Starring Dwayne Johnson, AnnaSophia Robb, Alexander Ludwig, Carla Gugino, Ciaran Hinds, Tom Everett Scott, Christopher Marquette, Billy Brown, Garry Marshall, Cheech Marin, Kim Richards and Iake Eissinman.
Screenplay by Matt Lopez and Mark Bomback.
Directed by Andy Fickman.
Distributed by Walt Disney Pictures. 99 minutes. Rated PG.
If you want to see how much the world has changed over the last few decades, all you have to do is compare this movie with Escape from Witch Mountain – the 1975 Disney film which “inspired” it.
As suggested by the title change, compared to Race, Escape is incredibly slow moving. That film’s idea of cool special effects was dancing puppets and a flying Winnebago. This movie has spaceships, car crashes, submachine gun fire and alien assassins. That film’s idea of a protective adult figure was Eddie Albert. Here it is The Rock. (Oh, sorry – Dwayne Johnson – he seems to have totally dumped his wrestling name.) In Escape, two alien children were around ten and trying to make their way back home. In Race, they are teens who are SAVING THE EARTH! In Escape, the bad guys were businessmen and rednecks. Here they are the federal government and an alien assassin. The kids even traded up from a magic cat to a magic dog.
However, being busier and having more special effects does not necessarily make the new movie better than its predecessor. Now it is just hardwired with thrills for the PlayStation generation. When the first film came out, Pong was state-of-the-art. Things moved slower back then and may have made you think a little more rather than just react.
Now it is all about lights, sound, special effects, and gunfire – but in a cartoonish enough manner that the film’s target audience, kids and young teens, will not be scarred by the experience. It is action-light, with quips defusing explosions. As a matter of fact, the alien kids are sort of supporting players in their own story here. Race to Witch Mountain is less interested in our interplanetary visitors than it is in trying to position Johnson as a force in family-friendly comedies.

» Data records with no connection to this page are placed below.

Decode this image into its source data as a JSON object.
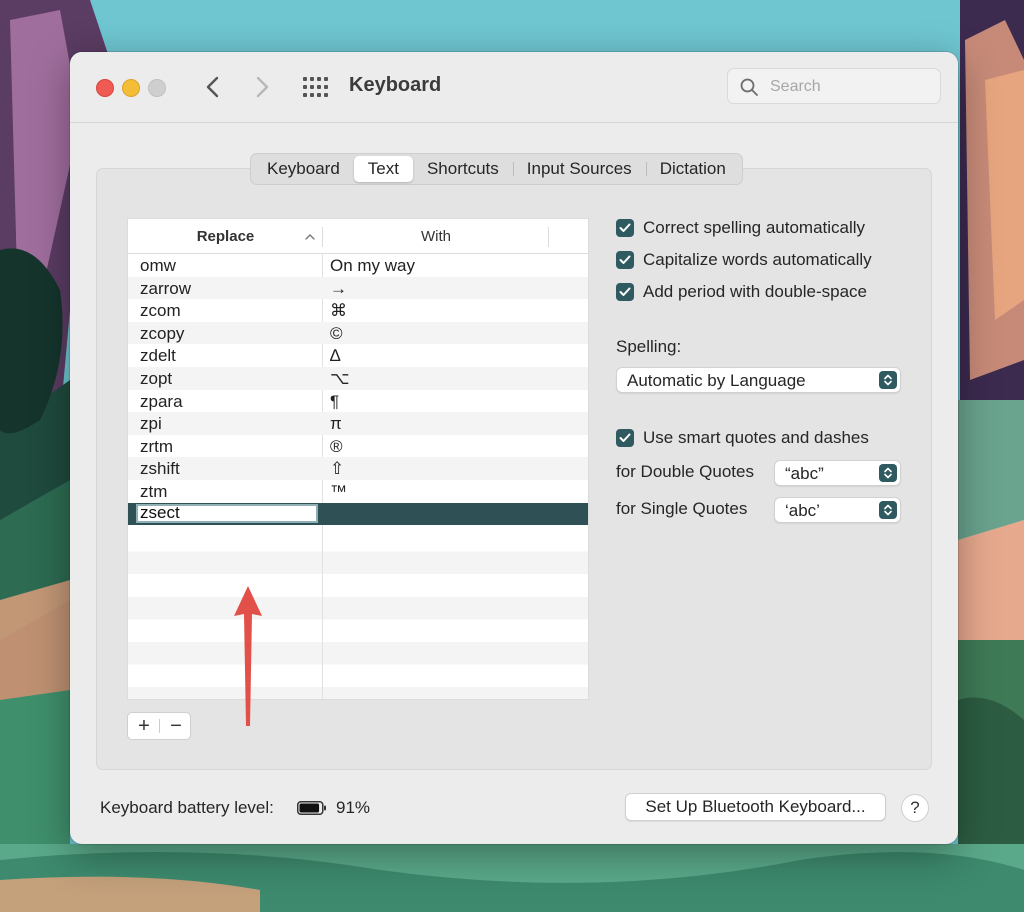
{
  "window": {
    "title": "Keyboard",
    "search_placeholder": "Search"
  },
  "tabs": [
    {
      "label": "Keyboard",
      "active": false
    },
    {
      "label": "Text",
      "active": true
    },
    {
      "label": "Shortcuts",
      "active": false
    },
    {
      "label": "Input Sources",
      "active": false
    },
    {
      "label": "Dictation",
      "active": false
    }
  ],
  "table": {
    "headers": {
      "replace": "Replace",
      "with": "With"
    },
    "rows": [
      {
        "replace": "omw",
        "with": "On my way"
      },
      {
        "replace": "zarrow",
        "with": "→"
      },
      {
        "replace": "zcom",
        "with": "⌘"
      },
      {
        "replace": "zcopy",
        "with": "©"
      },
      {
        "replace": "zdelt",
        "with": "∆"
      },
      {
        "replace": "zopt",
        "with": "⌥"
      },
      {
        "replace": "zpara",
        "with": "¶"
      },
      {
        "replace": "zpi",
        "with": "π"
      },
      {
        "replace": "zrtm",
        "with": "®"
      },
      {
        "replace": "zshift",
        "with": "⇧"
      },
      {
        "replace": "ztm",
        "with": "™"
      }
    ],
    "editing_row": {
      "replace": "zsect",
      "with": ""
    },
    "add_label": "+",
    "remove_label": "−"
  },
  "options": {
    "correct_spelling": {
      "label": "Correct spelling automatically",
      "checked": true
    },
    "capitalize_words": {
      "label": "Capitalize words automatically",
      "checked": true
    },
    "add_period": {
      "label": "Add period with double-space",
      "checked": true
    },
    "spelling_label": "Spelling:",
    "spelling_value": "Automatic by Language",
    "smart_quotes": {
      "label": "Use smart quotes and dashes",
      "checked": true
    },
    "double_quotes_label": "for Double Quotes",
    "double_quotes_value": "“abc”",
    "single_quotes_label": "for Single Quotes",
    "single_quotes_value": "‘abc’"
  },
  "footer": {
    "battery_label": "Keyboard battery level:",
    "battery_percent": "91%",
    "battery_level": 0.91,
    "bluetooth_button": "Set Up Bluetooth Keyboard...",
    "help_button": "?"
  },
  "colors": {
    "accent": "#2f5a60",
    "selected_row": "#2f5055",
    "annotation_arrow": "#e2504a"
  }
}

Of course, this makes me feel a knee-jerk reaction to remind Disney that tough guys starring in kids’ films are almost never a good idea. Do we really need to remind them of Arnold Schwarzenegger in Jingle All the Way, Hulk Hogan in Mr. Nanny, or Vin Diesel in The Pacifier? Or for that matter, even Johnson’s weak The Game Plan, which was directed by the same journeyman who has helmed this film?
That said – yes, Race to Witch Mountain is entertaining on its own imperfect level.

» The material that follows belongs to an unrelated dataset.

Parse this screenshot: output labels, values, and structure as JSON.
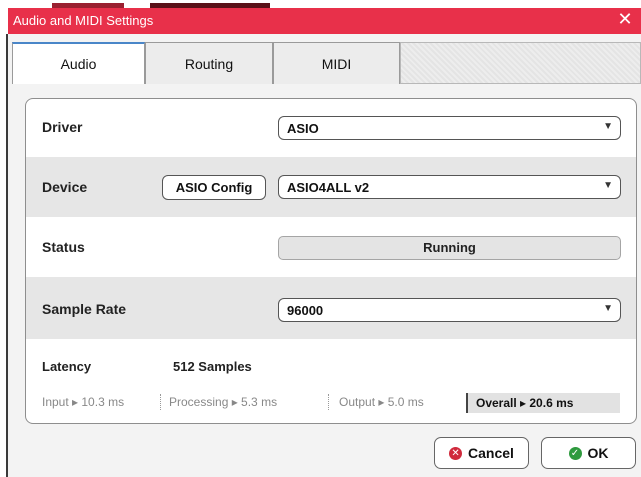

The Rock… sorry Johnson, I still can’t get used to him having a real name… has a likeable comic presence and is obviously a talented stunt performer. No, he really can’t pull off serious dramatic moments, but the film doesn’t burden him with much heavy lifting.
The alien teens are somewhat underutilized – AnnaSophia Robb in particular is way too talented an actress for this one note role. Speaking of good actresses who are completely wasted, Carla Gugino is given so little to do as a professor who teaches the science of UFOs that she disappears from the film for huge chunks of time, and you really don’t notice she is no longer there. Garry Marshall has his normal good time as a rival UFO hunter – he isn’t doing anything different here than he has in any other film or television role he has ever played, but he does have his persona nailed.
Plus, the grown-up original Escape kids, Kim Richards and Iake Eissinman (as a kid actor, he had Anglicized his name to Ike Eisenman) do good-natured (if dramatically a bit broad) cameos as the world’s most helpful cocktail waitress and a local sheriff with control issues.
I doubt that small children who see Race to Witch Mountain now will hold it in such high regard as people of my age group hold the original, but it mostly gets the job done as a fast-paced, rather funny, somewhat violent goof.
Jay S. Jacobs
Copyright ©2009 PopEntertainment.com. All rights reserved. Posted: March 15, 2009.